Exercise = Repeat the records. Leave nothing out.

━━━━━ Task material ━━━━━

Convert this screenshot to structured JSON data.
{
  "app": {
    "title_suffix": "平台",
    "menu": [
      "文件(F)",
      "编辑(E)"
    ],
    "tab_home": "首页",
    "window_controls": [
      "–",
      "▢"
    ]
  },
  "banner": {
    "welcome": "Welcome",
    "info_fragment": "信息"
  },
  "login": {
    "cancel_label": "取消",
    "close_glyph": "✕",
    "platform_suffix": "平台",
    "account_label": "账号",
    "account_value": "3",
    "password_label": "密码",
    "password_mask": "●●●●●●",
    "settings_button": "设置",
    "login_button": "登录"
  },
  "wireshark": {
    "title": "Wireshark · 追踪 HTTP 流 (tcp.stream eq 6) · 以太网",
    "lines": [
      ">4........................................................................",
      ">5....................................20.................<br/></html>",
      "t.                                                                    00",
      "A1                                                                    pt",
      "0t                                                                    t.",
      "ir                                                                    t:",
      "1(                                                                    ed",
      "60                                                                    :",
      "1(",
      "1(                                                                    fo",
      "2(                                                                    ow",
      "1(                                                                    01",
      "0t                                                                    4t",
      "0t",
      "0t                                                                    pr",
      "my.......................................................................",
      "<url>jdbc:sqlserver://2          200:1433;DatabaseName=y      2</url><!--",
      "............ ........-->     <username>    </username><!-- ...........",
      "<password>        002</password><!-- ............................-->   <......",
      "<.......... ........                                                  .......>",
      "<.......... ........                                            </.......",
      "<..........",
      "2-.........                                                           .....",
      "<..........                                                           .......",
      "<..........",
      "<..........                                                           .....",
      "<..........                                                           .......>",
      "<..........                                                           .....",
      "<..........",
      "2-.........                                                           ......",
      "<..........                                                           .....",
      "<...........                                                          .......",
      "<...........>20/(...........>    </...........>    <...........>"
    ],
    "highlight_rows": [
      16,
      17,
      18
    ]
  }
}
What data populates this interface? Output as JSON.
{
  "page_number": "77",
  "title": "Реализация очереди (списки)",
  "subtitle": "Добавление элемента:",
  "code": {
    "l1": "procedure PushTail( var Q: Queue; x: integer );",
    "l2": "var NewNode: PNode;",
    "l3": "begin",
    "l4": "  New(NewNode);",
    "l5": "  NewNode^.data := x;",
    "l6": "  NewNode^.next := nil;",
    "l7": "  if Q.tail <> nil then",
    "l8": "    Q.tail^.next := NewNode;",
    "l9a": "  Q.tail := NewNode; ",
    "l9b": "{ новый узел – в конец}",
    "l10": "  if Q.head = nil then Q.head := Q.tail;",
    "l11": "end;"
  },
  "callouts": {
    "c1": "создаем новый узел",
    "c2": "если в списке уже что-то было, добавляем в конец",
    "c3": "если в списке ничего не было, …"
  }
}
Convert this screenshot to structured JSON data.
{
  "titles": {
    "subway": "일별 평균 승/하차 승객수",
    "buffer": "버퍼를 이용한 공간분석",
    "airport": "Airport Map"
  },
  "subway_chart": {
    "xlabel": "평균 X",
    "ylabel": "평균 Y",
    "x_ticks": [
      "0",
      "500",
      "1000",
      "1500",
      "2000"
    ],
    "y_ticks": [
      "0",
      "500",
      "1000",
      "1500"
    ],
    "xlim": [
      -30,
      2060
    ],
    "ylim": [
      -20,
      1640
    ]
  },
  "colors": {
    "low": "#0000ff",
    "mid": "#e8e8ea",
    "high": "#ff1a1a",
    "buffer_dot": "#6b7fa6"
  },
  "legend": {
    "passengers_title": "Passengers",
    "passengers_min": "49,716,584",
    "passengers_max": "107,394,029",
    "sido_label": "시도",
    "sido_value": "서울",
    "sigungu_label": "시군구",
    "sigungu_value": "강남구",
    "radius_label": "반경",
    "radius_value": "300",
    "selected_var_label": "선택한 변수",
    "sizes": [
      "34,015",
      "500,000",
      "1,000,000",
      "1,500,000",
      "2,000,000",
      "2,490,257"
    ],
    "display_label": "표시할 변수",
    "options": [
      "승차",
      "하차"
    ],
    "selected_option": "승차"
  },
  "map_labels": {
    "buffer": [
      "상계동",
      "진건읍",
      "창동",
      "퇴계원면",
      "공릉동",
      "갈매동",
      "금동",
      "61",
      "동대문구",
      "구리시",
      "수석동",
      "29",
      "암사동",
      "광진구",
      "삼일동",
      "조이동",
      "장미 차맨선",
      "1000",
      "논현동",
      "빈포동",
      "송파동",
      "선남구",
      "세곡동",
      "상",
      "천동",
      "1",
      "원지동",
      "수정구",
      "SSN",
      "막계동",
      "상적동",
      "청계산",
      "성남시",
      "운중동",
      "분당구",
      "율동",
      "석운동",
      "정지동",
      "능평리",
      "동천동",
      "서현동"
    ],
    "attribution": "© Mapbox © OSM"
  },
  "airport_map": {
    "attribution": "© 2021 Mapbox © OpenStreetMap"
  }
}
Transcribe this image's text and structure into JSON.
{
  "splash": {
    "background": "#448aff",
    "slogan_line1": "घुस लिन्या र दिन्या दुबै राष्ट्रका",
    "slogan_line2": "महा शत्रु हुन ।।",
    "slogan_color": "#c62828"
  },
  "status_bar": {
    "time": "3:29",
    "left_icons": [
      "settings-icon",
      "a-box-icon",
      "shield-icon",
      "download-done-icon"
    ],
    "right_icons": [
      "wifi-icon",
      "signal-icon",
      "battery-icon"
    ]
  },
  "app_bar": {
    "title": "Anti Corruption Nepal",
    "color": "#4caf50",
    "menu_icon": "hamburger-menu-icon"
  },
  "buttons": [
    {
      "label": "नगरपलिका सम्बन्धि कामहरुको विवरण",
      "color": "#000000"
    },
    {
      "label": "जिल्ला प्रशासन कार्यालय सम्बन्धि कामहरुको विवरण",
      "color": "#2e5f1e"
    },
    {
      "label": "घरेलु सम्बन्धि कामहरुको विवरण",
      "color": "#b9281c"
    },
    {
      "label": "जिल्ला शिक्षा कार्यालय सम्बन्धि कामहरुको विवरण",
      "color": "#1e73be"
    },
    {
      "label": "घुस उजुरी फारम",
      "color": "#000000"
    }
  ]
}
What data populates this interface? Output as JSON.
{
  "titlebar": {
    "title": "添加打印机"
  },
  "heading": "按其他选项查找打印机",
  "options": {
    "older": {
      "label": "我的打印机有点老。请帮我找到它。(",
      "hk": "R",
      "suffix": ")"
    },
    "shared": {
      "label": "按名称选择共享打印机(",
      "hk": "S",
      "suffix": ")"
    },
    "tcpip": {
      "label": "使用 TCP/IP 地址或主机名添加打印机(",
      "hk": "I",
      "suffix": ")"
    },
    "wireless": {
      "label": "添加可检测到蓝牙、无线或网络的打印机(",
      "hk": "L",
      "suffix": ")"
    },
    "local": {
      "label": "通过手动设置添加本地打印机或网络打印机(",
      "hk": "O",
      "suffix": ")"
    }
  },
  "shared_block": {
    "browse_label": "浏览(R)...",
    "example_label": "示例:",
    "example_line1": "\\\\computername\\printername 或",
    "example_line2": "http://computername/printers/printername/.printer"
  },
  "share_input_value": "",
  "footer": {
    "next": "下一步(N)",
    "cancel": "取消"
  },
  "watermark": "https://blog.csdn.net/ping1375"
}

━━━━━

Worked solution =
Convert this screenshot to structured JSON data.
{
  "app": {
    "title_suffix": "平台",
    "menu": [
      "文件(F)",
      "编辑(E)"
    ],
    "tab_home": "首页",
    "window_controls": [
      "–",
      "▢"
    ]
  },
  "banner": {
    "welcome": "Welcome",
    "info_fragment": "信息"
  },
  "login": {
    "cancel_label": "取消",
    "close_glyph": "✕",
    "platform_suffix": "平台",
    "account_label": "账号",
    "account_value": "3",
    "password_label": "密码",
    "password_mask": "●●●●●●",
    "settings_button": "设置",
    "login_button": "登录"
  },
  "wireshark": {
    "title": "Wireshark · 追踪 HTTP 流 (tcp.stream eq 6) · 以太网",
    "lines": [
      ">4........................................................................",
      ">5....................................20.................<br/></html>",
      "t.                                                                    00",
      "A1                                                                    pt",
      "0t                                                                    t.",
      "ir                                                                    t:",
      "1(                                                                    ed",
      "60                                                                    :",
      "1(",
      "1(                                                                    fo",
      "2(                                                                    ow",
      "1(                                                                    01",
      "0t                                                                    4t",
      "0t",
      "0t                                                                    pr",
      "my.......................................................................",
      "<url>jdbc:sqlserver://2          200:1433;DatabaseName=y      2</url><!--",
      "............ ........-->     <username>    </username><!-- ...........",
      "<password>        002</password><!-- ............................-->   <......",
      "<.......... ........                                                  .......>",
      "<.......... ........                                            </.......",
      "<..........",
      "2-.........                                                           .....",
      "<..........                                                           .......",
      "<..........",
      "<..........                                                           .....",
      "<..........                                                           .......>",
      "<..........                                                           .....",
      "<..........",
      "2-.........                                                           ......",
      "<..........                                                           .....",
      "<...........                                                          .......",
      "<...........>20/(...........>    </...........>    <...........>"
    ],
    "highlight_rows": [
      16,
      17,
      18
    ]
  }
}
What data populates this interface? Output as JSON.
{
  "page_number": "77",
  "title": "Реализация очереди (списки)",
  "subtitle": "Добавление элемента:",
  "code": {
    "l1": "procedure PushTail( var Q: Queue; x: integer );",
    "l2": "var NewNode: PNode;",
    "l3": "begin",
    "l4": "  New(NewNode);",
    "l5": "  NewNode^.data := x;",
    "l6": "  NewNode^.next := nil;",
    "l7": "  if Q.tail <> nil then",
    "l8": "    Q.tail^.next := NewNode;",
    "l9a": "  Q.tail := NewNode; ",
    "l9b": "{ новый узел – в конец}",
    "l10": "  if Q.head = nil then Q.head := Q.tail;",
    "l11": "end;"
  },
  "callouts": {
    "c1": "создаем новый узел",
    "c2": "если в списке уже что-то было, добавляем в конец",
    "c3": "если в списке ничего не было, …"
  }
}
Convert this screenshot to structured JSON data.
{
  "titles": {
    "subway": "일별 평균 승/하차 승객수",
    "buffer": "버퍼를 이용한 공간분석",
    "airport": "Airport Map"
  },
  "subway_chart": {
    "xlabel": "평균 X",
    "ylabel": "평균 Y",
    "x_ticks": [
      "0",
      "500",
      "1000",
      "1500",
      "2000"
    ],
    "y_ticks": [
      "0",
      "500",
      "1000",
      "1500"
    ],
    "xlim": [
      -30,
      2060
    ],
    "ylim": [
      -20,
      1640
    ]
  },
  "colors": {
    "low": "#0000ff",
    "mid": "#e8e8ea",
    "high": "#ff1a1a",
    "buffer_dot": "#6b7fa6"
  },
  "legend": {
    "passengers_title": "Passengers",
    "passengers_min": "49,716,584",
    "passengers_max": "107,394,029",
    "sido_label": "시도",
    "sido_value": "서울",
    "sigungu_label": "시군구",
    "sigungu_value": "강남구",
    "radius_label": "반경",
    "radius_value": "300",
    "selected_var_label": "선택한 변수",
    "sizes": [
      "34,015",
      "500,000",
      "1,000,000",
      "1,500,000",
      "2,000,000",
      "2,490,257"
    ],
    "display_label": "표시할 변수",
    "options": [
      "승차",
      "하차"
    ],
    "selected_option": "승차"
  },
  "map_labels": {
    "buffer": [
      "상계동",
      "진건읍",
      "창동",
      "퇴계원면",
      "공릉동",
      "갈매동",
      "금동",
      "61",
      "동대문구",
      "구리시",
      "수석동",
      "29",
      "암사동",
      "광진구",
      "삼일동",
      "조이동",
      "장미 차맨선",
      "1000",
      "논현동",
      "빈포동",
      "송파동",
      "선남구",
      "세곡동",
      "상",
      "천동",
      "1",
      "원지동",
      "수정구",
      "SSN",
      "막계동",
      "상적동",
      "청계산",
      "성남시",
      "운중동",
      "분당구",
      "율동",
      "석운동",
      "정지동",
      "능평리",
      "동천동",
      "서현동"
    ],
    "attribution": "© Mapbox © OSM"
  },
  "airport_map": {
    "attribution": "© 2021 Mapbox © OpenStreetMap"
  }
}
Transcribe this image's text and structure into JSON.
{
  "splash": {
    "background": "#448aff",
    "slogan_line1": "घुस लिन्या र दिन्या दुबै राष्ट्रका",
    "slogan_line2": "महा शत्रु हुन ।।",
    "slogan_color": "#c62828"
  },
  "status_bar": {
    "time": "3:29",
    "left_icons": [
      "settings-icon",
      "a-box-icon",
      "shield-icon",
      "download-done-icon"
    ],
    "right_icons": [
      "wifi-icon",
      "signal-icon",
      "battery-icon"
    ]
  },
  "app_bar": {
    "title": "Anti Corruption Nepal",
    "color": "#4caf50",
    "menu_icon": "hamburger-menu-icon"
  },
  "buttons": [
    {
      "label": "नगरपलिका सम्बन्धि कामहरुको विवरण",
      "color": "#000000"
    },
    {
      "label": "जिल्ला प्रशासन कार्यालय सम्बन्धि कामहरुको विवरण",
      "color": "#2e5f1e"
    },
    {
      "label": "घरेलु सम्बन्धि कामहरुको विवरण",
      "color": "#b9281c"
    },
    {
      "label": "जिल्ला शिक्षा कार्यालय सम्बन्धि कामहरुको विवरण",
      "color": "#1e73be"
    },
    {
      "label": "घुस उजुरी फारम",
      "color": "#000000"
    }
  ]
}
What data populates this interface? Output as JSON.
{
  "titlebar": {
    "title": "添加打印机"
  },
  "heading": "按其他选项查找打印机",
  "options": {
    "older": {
      "label": "我的打印机有点老。请帮我找到它。(",
      "hk": "R",
      "suffix": ")"
    },
    "shared": {
      "label": "按名称选择共享打印机(",
      "hk": "S",
      "suffix": ")"
    },
    "tcpip": {
      "label": "使用 TCP/IP 地址或主机名添加打印机(",
      "hk": "I",
      "suffix": ")"
    },
    "wireless": {
      "label": "添加可检测到蓝牙、无线或网络的打印机(",
      "hk": "L",
      "suffix": ")"
    },
    "local": {
      "label": "通过手动设置添加本地打印机或网络打印机(",
      "hk": "O",
      "suffix": ")"
    }
  },
  "shared_block": {
    "browse_label": "浏览(R)...",
    "example_label": "示例:",
    "example_line1": "\\\\computername\\printername 或",
    "example_line2": "http://computername/printers/printername/.printer"
  },
  "share_input_value": "",
  "footer": {
    "next": "下一步(N)",
    "cancel": "取消"
  },
  "watermark": "https://blog.csdn.net/ping1375"
}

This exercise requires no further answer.